This is the first of three posts in our Video Metrics Series.
For media and content providers, video playback metrics are integral to improving products, retaining and growing user base, and opening up new opportunities for monetization. As is true of analytics across the board, data collection is iterative, allowing you to learn and refine as more data becomes available. Tracking the right metrics leads to aggregate intelligence which can be used to inform decisions, and as data collection techniques become more granular can be used to segment users and provide personalized experiences.
The video playback metrics that are important for content providers to track can be divided into three distinct but interrelated categories:
This blog series will map out and define these three categories of metrics and dive into why they are important for content providers to measure.
This category of metrics is related to the performance of content with audiences. They are typically high-level, session related metrics that allow businesses to gauge content being offered and how it relates to and affects business objectives: monetization strategies, content syndication, etc.
The number of playbacks is a simple measure of how many times a particular video is initiated, but it can provide valuable insight. It allows you to track what content people are playing the most and what is proving less popular. This has utility beyond learning what your users like and dislike. It can also help you optimize your spend if you’re paying for syndicated content. If certain content is underperforming, you can drop it and focus on purchasing other content that is resonating with users.

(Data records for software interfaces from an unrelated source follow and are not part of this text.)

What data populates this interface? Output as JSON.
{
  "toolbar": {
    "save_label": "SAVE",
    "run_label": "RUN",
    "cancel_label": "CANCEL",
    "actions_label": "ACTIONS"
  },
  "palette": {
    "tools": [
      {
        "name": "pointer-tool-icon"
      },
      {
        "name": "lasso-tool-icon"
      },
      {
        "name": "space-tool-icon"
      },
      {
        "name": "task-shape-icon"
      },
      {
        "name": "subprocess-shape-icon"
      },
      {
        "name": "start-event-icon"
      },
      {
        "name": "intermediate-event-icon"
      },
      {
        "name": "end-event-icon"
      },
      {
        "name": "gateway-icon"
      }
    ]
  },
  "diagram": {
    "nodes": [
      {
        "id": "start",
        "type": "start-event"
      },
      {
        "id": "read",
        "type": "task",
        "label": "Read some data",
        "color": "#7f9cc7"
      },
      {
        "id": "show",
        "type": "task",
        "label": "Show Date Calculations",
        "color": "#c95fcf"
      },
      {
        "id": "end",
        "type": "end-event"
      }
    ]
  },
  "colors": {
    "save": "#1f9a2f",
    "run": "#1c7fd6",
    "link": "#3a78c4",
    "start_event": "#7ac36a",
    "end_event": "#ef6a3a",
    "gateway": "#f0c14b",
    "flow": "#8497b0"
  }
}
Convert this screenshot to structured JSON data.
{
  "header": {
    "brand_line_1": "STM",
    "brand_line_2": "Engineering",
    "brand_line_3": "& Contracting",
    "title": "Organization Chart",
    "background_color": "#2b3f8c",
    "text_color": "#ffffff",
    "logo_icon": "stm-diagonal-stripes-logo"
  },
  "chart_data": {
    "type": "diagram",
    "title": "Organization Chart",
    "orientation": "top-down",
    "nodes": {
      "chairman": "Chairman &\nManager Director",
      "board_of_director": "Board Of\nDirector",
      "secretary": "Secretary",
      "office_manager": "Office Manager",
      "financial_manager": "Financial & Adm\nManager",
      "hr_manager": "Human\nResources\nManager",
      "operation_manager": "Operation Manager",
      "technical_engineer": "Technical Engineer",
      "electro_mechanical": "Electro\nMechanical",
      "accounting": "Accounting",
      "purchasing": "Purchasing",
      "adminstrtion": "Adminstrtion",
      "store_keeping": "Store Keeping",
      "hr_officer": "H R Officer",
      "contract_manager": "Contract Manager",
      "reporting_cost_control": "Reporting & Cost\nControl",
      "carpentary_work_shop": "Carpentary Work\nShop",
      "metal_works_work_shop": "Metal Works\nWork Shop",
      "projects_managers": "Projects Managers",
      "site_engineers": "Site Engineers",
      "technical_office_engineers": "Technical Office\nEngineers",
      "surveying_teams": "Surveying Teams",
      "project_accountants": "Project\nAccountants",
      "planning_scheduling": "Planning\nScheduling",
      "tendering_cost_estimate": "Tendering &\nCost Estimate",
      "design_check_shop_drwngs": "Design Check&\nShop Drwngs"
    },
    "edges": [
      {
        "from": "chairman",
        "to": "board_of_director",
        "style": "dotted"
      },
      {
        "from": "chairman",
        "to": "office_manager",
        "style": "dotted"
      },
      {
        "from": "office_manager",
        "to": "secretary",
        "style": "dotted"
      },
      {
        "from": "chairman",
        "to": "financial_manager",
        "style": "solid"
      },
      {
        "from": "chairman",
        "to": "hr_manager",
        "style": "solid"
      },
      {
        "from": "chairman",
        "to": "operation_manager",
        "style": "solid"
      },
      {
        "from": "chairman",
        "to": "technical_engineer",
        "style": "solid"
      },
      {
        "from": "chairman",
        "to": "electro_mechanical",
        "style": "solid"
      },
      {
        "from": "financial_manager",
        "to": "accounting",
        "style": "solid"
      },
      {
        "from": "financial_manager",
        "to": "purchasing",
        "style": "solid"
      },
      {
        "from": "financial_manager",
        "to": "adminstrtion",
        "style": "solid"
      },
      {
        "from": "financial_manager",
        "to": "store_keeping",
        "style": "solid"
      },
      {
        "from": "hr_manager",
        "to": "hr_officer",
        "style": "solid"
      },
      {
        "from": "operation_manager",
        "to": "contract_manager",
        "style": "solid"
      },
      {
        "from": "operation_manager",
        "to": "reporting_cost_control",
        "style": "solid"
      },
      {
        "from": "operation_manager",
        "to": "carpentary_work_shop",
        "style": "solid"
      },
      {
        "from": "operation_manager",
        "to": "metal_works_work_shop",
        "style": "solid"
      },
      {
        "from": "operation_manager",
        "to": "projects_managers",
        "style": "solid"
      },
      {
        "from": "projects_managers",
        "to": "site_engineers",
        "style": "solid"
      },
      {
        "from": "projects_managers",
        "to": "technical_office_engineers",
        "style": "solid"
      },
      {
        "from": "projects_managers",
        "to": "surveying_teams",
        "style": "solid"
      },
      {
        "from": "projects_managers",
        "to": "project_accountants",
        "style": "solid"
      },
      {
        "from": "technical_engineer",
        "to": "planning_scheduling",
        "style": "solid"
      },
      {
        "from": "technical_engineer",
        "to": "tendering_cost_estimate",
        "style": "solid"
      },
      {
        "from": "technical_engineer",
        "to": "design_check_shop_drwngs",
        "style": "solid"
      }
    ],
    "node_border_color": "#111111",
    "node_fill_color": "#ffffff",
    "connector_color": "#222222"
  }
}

While number of playbacks is important, percentage watched is a more informative metric. It allows you to understand how much of a video users are watching. This can tell you a number of things. If a lot of users are dropping off quickly, it could be an indication that the content is unappealing to your audience, which can inform decisions about what content to continue buying or producing. It may also indicate a Quality of Service issue – for example high abandon rates may correlate with high video-stalling rates or some other issue at the network/transmission level.
Perhaps more importantly, it can inform product and content decisions. For example, if you can determine common drop-off percentage near the end of a video playback, you can optimize the timing of your end cards. Should you initiate the end card during the credits, or just before the credits begin to prompt the next piece of content? This is important insight, allowing you to optimize end card timing and increase the likelihood of users consuming additional content.
Percentage watched is also critical to effective ad queues. If you are monetizing via advertising, understanding how much of a program users are watching can help inform pricing tiers. For example, if 90% of your users will watch the first 5 minutes, advertisements within this time frame should be sold at a higher premium than ads that are offered halfway through the program – a point fewer users will reach. This intelligence indicates popularity of content as well as potential ad audience, which strengthens your ability to sell ad space to advertisers.
Location is a metric that helps content providers determine the logic behind serving local specific content. Using the metrics above and combining them with locational data can provide insight into what content – beyond that content that is only relevant to certain areas, like local news – is performing well in which geographical areas, and optimize your content syndication and content inventory for each particular area.
The above content and business metrics are important to measure because they can help inform the popularity of content with users, indicate what is resonating and what is not, and inform future monetization and syndication strategies.